> _DIRECTIONS FOR THIS TASK_: Could every line of the data be copied out once more, exactly?

> _RECORDS FOR THIS TASK_:
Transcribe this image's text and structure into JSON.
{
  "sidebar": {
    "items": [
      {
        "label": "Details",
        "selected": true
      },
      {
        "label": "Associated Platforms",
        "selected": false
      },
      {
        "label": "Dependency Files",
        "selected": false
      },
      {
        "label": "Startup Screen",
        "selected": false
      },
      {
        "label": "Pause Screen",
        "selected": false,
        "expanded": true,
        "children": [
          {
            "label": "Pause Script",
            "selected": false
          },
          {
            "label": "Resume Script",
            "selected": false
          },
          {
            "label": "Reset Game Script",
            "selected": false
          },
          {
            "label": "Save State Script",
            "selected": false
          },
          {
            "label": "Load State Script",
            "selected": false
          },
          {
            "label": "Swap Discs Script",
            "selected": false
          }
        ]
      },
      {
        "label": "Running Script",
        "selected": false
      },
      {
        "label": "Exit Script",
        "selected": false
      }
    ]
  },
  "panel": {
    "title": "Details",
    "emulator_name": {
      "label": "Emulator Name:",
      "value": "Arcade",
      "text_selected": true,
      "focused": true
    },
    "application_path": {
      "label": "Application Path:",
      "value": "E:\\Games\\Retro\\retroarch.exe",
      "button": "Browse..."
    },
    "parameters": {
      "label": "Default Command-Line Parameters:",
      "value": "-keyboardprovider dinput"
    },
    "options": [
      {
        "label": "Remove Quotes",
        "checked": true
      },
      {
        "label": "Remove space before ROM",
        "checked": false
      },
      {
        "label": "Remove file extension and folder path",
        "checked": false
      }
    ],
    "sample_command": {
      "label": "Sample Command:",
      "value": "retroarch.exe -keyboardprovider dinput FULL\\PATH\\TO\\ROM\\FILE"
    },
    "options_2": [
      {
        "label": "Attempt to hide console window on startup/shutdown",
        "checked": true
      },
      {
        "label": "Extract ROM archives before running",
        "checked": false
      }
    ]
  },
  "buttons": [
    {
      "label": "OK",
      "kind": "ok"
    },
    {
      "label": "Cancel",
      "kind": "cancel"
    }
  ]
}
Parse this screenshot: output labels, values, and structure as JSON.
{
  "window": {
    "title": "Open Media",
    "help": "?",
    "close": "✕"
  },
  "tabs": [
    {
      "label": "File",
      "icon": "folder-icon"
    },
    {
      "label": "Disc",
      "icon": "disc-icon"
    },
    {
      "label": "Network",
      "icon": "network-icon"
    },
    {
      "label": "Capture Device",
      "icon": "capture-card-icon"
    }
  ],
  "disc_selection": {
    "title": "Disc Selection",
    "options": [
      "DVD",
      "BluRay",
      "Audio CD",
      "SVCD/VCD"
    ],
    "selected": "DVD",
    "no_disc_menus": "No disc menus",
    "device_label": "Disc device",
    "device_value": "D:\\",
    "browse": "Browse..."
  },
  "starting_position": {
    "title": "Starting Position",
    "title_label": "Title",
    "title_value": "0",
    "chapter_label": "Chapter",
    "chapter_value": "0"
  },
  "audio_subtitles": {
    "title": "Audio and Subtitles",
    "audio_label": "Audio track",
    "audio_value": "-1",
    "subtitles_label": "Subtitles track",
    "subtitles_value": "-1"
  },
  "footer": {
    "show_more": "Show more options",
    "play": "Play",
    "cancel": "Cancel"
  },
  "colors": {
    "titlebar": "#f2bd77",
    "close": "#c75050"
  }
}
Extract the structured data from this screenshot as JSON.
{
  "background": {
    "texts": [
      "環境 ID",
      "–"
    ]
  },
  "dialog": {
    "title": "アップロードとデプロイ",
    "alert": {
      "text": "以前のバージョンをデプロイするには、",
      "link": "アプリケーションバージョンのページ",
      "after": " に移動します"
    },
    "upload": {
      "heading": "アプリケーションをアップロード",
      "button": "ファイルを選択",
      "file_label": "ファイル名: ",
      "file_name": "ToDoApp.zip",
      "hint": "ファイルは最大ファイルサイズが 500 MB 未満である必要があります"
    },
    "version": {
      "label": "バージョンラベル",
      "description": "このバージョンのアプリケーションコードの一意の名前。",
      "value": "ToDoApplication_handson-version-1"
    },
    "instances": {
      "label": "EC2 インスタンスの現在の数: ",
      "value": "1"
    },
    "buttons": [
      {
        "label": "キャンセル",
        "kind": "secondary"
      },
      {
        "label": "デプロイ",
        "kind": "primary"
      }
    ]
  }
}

> _RESULT FOR THIS TASK_:
Transcribe this image's text and structure into JSON.
{
  "sidebar": {
    "items": [
      {
        "label": "Details",
        "selected": true
      },
      {
        "label": "Associated Platforms",
        "selected": false
      },
      {
        "label": "Dependency Files",
        "selected": false
      },
      {
        "label": "Startup Screen",
        "selected": false
      },
      {
        "label": "Pause Screen",
        "selected": false,
        "expanded": true,
        "children": [
          {
            "label": "Pause Script",
            "selected": false
          },
          {
            "label": "Resume Script",
            "selected": false
          },
          {
            "label": "Reset Game Script",
            "selected": false
          },
          {
            "label": "Save State Script",
            "selected": false
          },
          {
            "label": "Load State Script",
            "selected": false
          },
          {
            "label": "Swap Discs Script",
            "selected": false
          }
        ]
      },
      {
        "label": "Running Script",
        "selected": false
      },
      {
        "label": "Exit Script",
        "selected": false
      }
    ]
  },
  "panel": {
    "title": "Details",
    "emulator_name": {
      "label": "Emulator Name:",
      "value": "Arcade",
      "text_selected": true,
      "focused": true
    },
    "application_path": {
      "label": "Application Path:",
      "value": "E:\\Games\\Retro\\retroarch.exe",
      "button": "Browse..."
    },
    "parameters": {
      "label": "Default Command-Line Parameters:",
      "value": "-keyboardprovider dinput"
    },
    "options": [
      {
        "label": "Remove Quotes",
        "checked": true
      },
      {
        "label": "Remove space before ROM",
        "checked": false
      },
      {
        "label": "Remove file extension and folder path",
        "checked": false
      }
    ],
    "sample_command": {
      "label": "Sample Command:",
      "value": "retroarch.exe -keyboardprovider dinput FULL\\PATH\\TO\\ROM\\FILE"
    },
    "options_2": [
      {
        "label": "Attempt to hide console window on startup/shutdown",
        "checked": true
      },
      {
        "label": "Extract ROM archives before running",
        "checked": false
      }
    ]
  },
  "buttons": [
    {
      "label": "OK",
      "kind": "ok"
    },
    {
      "label": "Cancel",
      "kind": "cancel"
    }
  ]
}
Parse this screenshot: output labels, values, and structure as JSON.
{
  "window": {
    "title": "Open Media",
    "help": "?",
    "close": "✕"
  },
  "tabs": [
    {
      "label": "File",
      "icon": "folder-icon"
    },
    {
      "label": "Disc",
      "icon": "disc-icon"
    },
    {
      "label": "Network",
      "icon": "network-icon"
    },
    {
      "label": "Capture Device",
      "icon": "capture-card-icon"
    }
  ],
  "disc_selection": {
    "title": "Disc Selection",
    "options": [
      "DVD",
      "BluRay",
      "Audio CD",
      "SVCD/VCD"
    ],
    "selected": "DVD",
    "no_disc_menus": "No disc menus",
    "device_label": "Disc device",
    "device_value": "D:\\",
    "browse": "Browse..."
  },
  "starting_position": {
    "title": "Starting Position",
    "title_label": "Title",
    "title_value": "0",
    "chapter_label": "Chapter",
    "chapter_value": "0"
  },
  "audio_subtitles": {
    "title": "Audio and Subtitles",
    "audio_label": "Audio track",
    "audio_value": "-1",
    "subtitles_label": "Subtitles track",
    "subtitles_value": "-1"
  },
  "footer": {
    "show_more": "Show more options",
    "play": "Play",
    "cancel": "Cancel"
  },
  "colors": {
    "titlebar": "#f2bd77",
    "close": "#c75050"
  }
}
Extract the structured data from this screenshot as JSON.
{
  "background": {
    "texts": [
      "環境 ID",
      "–"
    ]
  },
  "dialog": {
    "title": "アップロードとデプロイ",
    "alert": {
      "text": "以前のバージョンをデプロイするには、",
      "link": "アプリケーションバージョンのページ",
      "after": " に移動します"
    },
    "upload": {
      "heading": "アプリケーションをアップロード",
      "button": "ファイルを選択",
      "file_label": "ファイル名: ",
      "file_name": "ToDoApp.zip",
      "hint": "ファイルは最大ファイルサイズが 500 MB 未満である必要があります"
    },
    "version": {
      "label": "バージョンラベル",
      "description": "このバージョンのアプリケーションコードの一意の名前。",
      "value": "ToDoApplication_handson-version-1"
    },
    "instances": {
      "label": "EC2 インスタンスの現在の数: ",
      "value": "1"
    },
    "buttons": [
      {
        "label": "キャンセル",
        "kind": "secondary"
      },
      {
        "label": "デプロイ",
        "kind": "primary"
      }
    ]
  }
}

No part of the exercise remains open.